I can’t remember if this was early are late in the school year. As you know the Redskins are a year round topic of conversation. I think it had to be early in the year because the talk was how they were going to do in the upcoming season and I recall that it was close at hand. An occasional acquaintance was hanging out with us that morning and was excited about the Redskins and I asked him what I’ve asked many since then, “Why?”
He told me, “Things are going to be different this year. They’ve got Dana Stubblefield and ‘Big Daddy’ Dan Wilkinson. The defense is going to be shutdown.”

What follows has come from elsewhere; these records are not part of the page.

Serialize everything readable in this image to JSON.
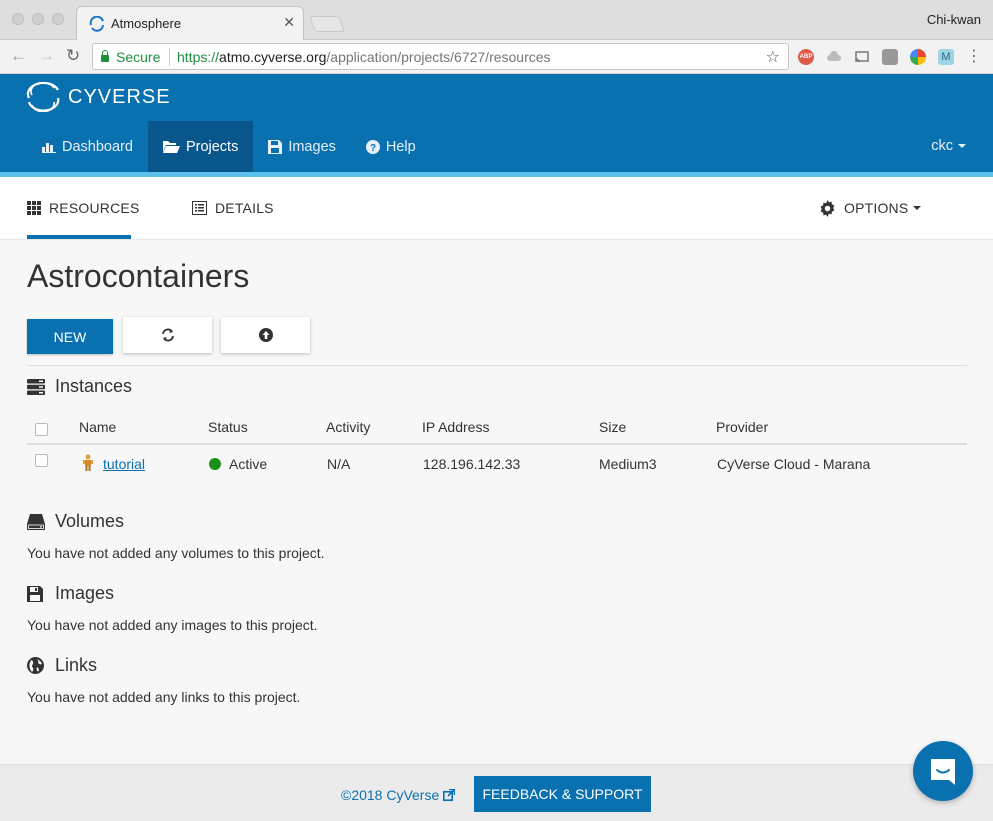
{
  "browser": {
    "tab_title": "Atmosphere",
    "profile_name": "Chi-kwan",
    "secure_label": "Secure",
    "url_scheme": "https://",
    "url_host": "atmo.cyverse.org",
    "url_path": "/application/projects/6727/resources",
    "extensions": [
      "abp-icon",
      "drive-icon",
      "cast-icon",
      "note-icon",
      "chrome-icon",
      "m-icon"
    ]
  },
  "header": {
    "brand": "CYVERSE",
    "nav": [
      {
        "label": "Dashboard",
        "icon": "bar-chart-icon",
        "active": false
      },
      {
        "label": "Projects",
        "icon": "folder-open-icon",
        "active": true
      },
      {
        "label": "Images",
        "icon": "floppy-icon",
        "active": false
      },
      {
        "label": "Help",
        "icon": "question-circle-icon",
        "active": false
      }
    ],
    "user": "ckc"
  },
  "subnav": {
    "resources": "RESOURCES",
    "details": "DETAILS",
    "options": "OPTIONS"
  },
  "project": {
    "title": "Astrocontainers",
    "new_button": "NEW"
  },
  "instances": {
    "heading": "Instances",
    "columns": [
      "Name",
      "Status",
      "Activity",
      "IP Address",
      "Size",
      "Provider"
    ],
    "rows": [
      {
        "name": "tutorial",
        "status": "Active",
        "activity": "N/A",
        "ip": "128.196.142.33",
        "size": "Medium3",
        "provider": "CyVerse Cloud - Marana"
      }
    ]
  },
  "volumes": {
    "heading": "Volumes",
    "empty": "You have not added any volumes to this project."
  },
  "images": {
    "heading": "Images",
    "empty": "You have not added any images to this project."
  },
  "links": {
    "heading": "Links",
    "empty": "You have not added any links to this project."
  },
  "footer": {
    "copyright": "©2018 CyVerse",
    "feedback": "FEEDBACK & SUPPORT"
  },
  "colors": {
    "brand_blue": "#0a71b0",
    "active_nav": "#08568b",
    "accent_strip": "#5bc0eb",
    "status_active": "#1a8f1a"
  }
}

I bought in. That is the constant mistake of us DC sports fans. It doesn’t take much for us to get our hopes up. I let myself get my hopes up because of “Big Daddy” Dan Wilkinson and Dana Stubblefield. It didn’t take long for my friend to be proven wrong and the Redskins to limp along through another awful season, but that wasn’t the sport that drew me in around that time.